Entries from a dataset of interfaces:

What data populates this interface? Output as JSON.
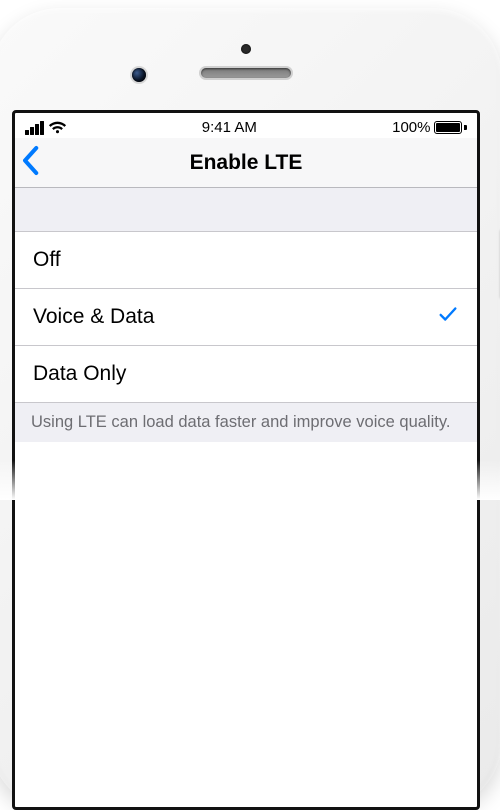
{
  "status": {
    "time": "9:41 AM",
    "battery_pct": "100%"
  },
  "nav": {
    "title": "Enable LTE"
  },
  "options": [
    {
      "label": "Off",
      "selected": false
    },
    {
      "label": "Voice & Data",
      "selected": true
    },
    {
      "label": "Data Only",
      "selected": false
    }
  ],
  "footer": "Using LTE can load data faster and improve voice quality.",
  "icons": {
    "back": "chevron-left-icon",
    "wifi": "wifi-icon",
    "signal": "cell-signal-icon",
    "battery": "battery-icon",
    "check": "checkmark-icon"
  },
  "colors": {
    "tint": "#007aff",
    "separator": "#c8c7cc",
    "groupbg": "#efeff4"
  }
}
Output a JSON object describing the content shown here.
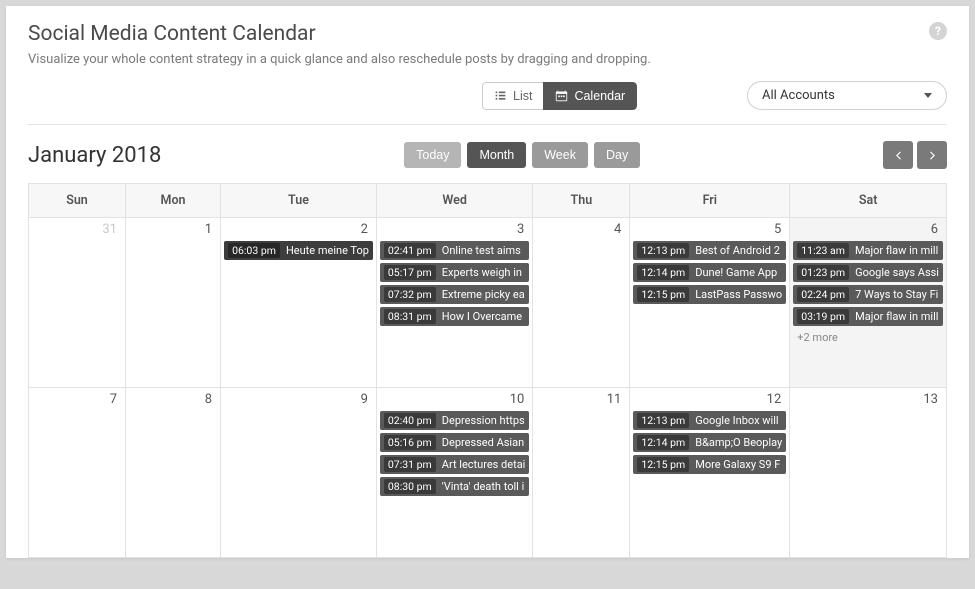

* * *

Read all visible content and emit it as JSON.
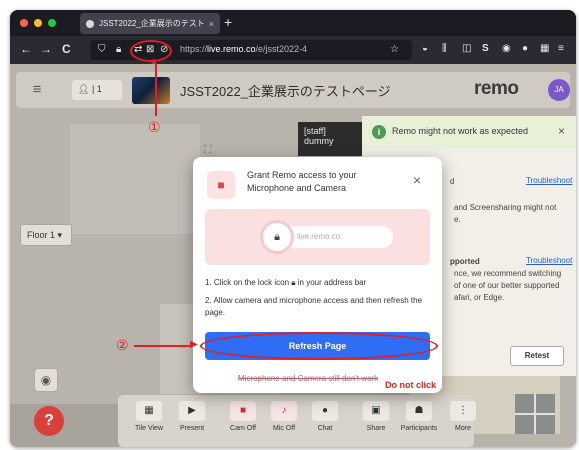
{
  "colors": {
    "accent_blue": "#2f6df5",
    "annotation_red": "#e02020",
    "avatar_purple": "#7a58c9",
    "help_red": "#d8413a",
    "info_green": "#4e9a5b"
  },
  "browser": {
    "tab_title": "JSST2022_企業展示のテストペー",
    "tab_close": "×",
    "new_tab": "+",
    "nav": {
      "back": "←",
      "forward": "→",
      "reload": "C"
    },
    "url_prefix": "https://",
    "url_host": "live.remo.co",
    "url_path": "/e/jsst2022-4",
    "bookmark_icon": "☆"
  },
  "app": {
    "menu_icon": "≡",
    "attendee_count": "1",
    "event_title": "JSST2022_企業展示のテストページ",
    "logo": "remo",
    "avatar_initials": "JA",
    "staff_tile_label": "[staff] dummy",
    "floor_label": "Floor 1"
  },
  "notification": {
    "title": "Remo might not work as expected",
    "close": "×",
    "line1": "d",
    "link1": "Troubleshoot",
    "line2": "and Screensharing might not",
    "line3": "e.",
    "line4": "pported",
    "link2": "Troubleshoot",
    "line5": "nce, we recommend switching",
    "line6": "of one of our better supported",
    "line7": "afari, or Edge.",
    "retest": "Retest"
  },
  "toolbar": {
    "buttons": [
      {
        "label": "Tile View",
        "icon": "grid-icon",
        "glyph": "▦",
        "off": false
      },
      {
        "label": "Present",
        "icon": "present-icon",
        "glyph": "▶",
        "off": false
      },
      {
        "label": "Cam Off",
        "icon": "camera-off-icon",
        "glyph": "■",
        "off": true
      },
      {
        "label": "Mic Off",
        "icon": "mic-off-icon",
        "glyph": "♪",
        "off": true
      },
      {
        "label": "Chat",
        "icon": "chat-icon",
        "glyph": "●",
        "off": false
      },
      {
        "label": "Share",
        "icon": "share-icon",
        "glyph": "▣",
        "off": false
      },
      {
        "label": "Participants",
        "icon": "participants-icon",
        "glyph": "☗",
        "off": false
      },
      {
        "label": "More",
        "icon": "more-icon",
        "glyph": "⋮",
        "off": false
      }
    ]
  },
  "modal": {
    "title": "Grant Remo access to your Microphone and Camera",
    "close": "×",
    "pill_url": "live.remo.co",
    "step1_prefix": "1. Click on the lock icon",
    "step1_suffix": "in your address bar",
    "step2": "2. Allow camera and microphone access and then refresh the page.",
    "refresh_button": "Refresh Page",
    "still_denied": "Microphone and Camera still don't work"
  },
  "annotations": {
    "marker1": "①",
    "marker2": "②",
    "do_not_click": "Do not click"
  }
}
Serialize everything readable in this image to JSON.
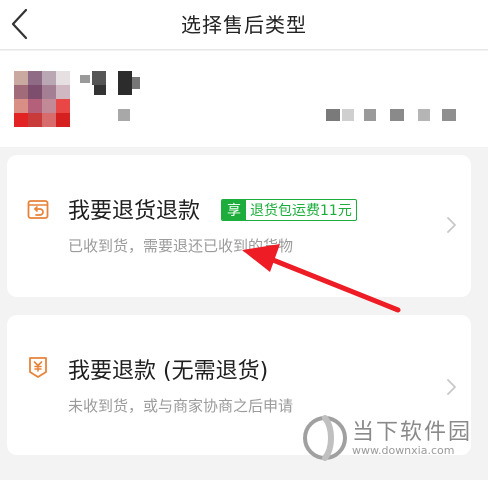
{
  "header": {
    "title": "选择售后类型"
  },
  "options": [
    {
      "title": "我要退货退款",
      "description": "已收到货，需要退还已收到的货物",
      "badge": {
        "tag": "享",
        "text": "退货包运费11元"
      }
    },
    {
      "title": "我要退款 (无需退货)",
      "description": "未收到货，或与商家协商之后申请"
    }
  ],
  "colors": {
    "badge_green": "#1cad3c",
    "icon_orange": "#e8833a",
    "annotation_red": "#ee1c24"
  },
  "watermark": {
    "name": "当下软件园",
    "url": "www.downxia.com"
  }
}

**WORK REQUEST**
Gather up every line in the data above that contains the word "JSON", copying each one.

**OUTPUT OF THE TASK**
What data populates this interface? Output as JSON.
Output a JSON object describing the content shown here.
Read all visible content and emit it as JSON.
Serialize everything readable in this image to JSON.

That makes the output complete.